Various studies have been conducted on the growth of hydrated oxide films on aluminium alloys. These studies have investigated the growth mechanism, the chemical nature of the product, and the kinetics of the reaction.
The hydration of AlPO4 is a complex process that exhibits a number of phase transitions. Upon dehydration, AlPO4-H3 loses six hydrogen atoms and becomes a four-hydrogen hydrate. A new 27Al MAS NMR resonance line has been identified and assigned to the coordinations of AlO4(H2O)2.
AlPO4-H3 has the largest peak temperature and the smallest particle size of all the hydrates studied. The peak temperature of boehmite is correlated with the crystallinity of the sample and particle size.
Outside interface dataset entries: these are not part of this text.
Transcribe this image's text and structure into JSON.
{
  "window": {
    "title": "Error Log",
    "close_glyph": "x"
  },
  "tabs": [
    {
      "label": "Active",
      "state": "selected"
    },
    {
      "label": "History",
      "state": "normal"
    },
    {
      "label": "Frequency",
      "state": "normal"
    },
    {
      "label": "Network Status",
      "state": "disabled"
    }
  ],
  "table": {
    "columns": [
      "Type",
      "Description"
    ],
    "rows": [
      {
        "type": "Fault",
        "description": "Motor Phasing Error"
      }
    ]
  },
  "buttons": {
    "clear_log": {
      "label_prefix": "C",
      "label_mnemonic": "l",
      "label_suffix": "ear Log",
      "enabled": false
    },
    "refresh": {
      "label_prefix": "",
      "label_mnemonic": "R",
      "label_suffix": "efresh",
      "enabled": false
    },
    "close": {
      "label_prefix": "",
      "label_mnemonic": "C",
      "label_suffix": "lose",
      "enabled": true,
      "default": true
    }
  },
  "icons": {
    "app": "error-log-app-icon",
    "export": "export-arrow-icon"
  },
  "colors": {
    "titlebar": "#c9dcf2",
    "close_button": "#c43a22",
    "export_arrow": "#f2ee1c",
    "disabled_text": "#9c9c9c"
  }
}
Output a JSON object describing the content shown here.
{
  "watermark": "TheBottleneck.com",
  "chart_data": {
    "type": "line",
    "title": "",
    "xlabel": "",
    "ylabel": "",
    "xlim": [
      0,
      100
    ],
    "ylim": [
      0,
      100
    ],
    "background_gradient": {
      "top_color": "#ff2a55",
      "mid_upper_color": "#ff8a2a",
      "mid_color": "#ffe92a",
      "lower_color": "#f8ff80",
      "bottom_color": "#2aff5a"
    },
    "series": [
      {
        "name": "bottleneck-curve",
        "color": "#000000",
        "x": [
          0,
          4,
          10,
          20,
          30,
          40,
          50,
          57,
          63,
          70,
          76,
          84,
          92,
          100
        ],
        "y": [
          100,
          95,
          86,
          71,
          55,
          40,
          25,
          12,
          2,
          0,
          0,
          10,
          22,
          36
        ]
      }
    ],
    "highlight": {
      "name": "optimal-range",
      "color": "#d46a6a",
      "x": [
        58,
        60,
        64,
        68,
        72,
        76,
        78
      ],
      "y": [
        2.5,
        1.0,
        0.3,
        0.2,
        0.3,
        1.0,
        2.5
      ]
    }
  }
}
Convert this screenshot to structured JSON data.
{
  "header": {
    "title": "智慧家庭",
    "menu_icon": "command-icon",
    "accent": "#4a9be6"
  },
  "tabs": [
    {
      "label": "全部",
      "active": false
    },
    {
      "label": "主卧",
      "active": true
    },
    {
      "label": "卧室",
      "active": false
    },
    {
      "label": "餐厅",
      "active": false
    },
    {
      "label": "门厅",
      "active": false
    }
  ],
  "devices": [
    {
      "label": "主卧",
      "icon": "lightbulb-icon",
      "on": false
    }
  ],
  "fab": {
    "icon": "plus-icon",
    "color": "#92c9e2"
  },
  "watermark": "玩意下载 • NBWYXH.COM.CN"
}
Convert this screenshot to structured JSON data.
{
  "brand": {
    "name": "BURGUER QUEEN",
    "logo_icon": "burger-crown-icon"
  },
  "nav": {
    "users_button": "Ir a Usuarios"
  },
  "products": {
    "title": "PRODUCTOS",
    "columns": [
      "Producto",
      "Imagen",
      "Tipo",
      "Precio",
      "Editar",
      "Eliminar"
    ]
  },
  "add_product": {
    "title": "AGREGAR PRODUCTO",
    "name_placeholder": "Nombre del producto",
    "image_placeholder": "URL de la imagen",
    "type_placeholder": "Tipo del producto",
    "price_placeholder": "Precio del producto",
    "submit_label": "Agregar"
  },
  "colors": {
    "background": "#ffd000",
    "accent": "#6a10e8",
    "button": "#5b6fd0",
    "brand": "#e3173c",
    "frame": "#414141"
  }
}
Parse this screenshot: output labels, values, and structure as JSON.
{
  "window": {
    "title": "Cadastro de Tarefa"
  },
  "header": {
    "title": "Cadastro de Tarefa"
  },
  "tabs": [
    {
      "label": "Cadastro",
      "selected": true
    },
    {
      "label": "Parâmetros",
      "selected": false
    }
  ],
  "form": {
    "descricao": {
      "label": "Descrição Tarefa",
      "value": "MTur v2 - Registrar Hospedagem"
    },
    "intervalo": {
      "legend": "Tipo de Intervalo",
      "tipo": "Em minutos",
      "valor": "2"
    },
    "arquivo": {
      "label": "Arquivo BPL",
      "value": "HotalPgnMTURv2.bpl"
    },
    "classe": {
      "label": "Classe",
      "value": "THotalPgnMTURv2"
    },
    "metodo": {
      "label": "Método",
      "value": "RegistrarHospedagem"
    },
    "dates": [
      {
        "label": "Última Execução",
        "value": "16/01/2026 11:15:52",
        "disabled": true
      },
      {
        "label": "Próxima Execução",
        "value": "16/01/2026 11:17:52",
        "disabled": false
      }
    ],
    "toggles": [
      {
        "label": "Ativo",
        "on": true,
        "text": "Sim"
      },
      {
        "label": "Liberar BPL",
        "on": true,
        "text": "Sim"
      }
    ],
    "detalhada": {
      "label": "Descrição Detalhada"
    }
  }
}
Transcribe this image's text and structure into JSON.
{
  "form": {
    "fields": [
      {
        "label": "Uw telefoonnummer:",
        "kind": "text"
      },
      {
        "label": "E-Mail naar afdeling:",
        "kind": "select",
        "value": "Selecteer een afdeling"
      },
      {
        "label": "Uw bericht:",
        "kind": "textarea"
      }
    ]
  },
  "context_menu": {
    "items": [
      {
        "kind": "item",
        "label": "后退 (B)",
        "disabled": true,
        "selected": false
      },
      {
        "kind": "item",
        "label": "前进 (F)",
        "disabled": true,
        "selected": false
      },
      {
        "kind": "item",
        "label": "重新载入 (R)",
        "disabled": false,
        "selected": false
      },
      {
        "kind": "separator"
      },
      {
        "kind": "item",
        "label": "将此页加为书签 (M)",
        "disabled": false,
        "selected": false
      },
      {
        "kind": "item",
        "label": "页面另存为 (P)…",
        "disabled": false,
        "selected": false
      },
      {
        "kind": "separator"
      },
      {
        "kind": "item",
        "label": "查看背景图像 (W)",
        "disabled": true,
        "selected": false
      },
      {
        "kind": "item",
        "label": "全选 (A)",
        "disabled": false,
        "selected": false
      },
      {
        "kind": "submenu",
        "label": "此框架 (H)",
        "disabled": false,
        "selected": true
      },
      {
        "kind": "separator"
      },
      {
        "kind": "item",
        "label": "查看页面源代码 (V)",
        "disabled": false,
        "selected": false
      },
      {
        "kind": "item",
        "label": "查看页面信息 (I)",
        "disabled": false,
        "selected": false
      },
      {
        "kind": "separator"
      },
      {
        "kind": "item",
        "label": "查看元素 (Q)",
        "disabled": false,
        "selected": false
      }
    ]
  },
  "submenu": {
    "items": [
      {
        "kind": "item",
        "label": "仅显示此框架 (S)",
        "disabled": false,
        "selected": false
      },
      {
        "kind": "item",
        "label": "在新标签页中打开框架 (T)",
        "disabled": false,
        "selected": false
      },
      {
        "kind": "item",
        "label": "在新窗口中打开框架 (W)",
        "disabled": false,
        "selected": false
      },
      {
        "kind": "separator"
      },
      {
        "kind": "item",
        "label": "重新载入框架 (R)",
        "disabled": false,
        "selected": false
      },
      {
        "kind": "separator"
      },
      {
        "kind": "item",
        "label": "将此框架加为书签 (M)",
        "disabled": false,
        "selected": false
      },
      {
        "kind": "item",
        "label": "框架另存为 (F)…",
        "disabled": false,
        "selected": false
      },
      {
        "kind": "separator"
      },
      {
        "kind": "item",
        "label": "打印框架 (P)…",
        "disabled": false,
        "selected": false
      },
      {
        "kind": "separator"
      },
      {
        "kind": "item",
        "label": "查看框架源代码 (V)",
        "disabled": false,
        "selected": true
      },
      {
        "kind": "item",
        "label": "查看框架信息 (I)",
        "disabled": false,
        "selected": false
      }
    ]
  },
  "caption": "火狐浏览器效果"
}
The phase transition from VFI to AET is a disruptive process that reduces the number of pore rings. This transition is reversible and is caused by a change in the topological space group of AlO4(H2O)2. The hydrated product is not locked in a crystal structure and plays an important structural role in AlPO4 hydrates.
Studies have been conducted on the growth of hydratedoxide films on aluminium alloys at temperature ranges of 40 and 50 degC. These studies have investigated the morphology and weight gain of the hydrated oxide film produced. They have also been conducted at high resolution SEM.
The hydrated oxide film studied at 50 degC was found to be thicker than those produced at 40 degC. These results suggest that the growth mechanism of hydrated oxide films is similar to that of Arnot.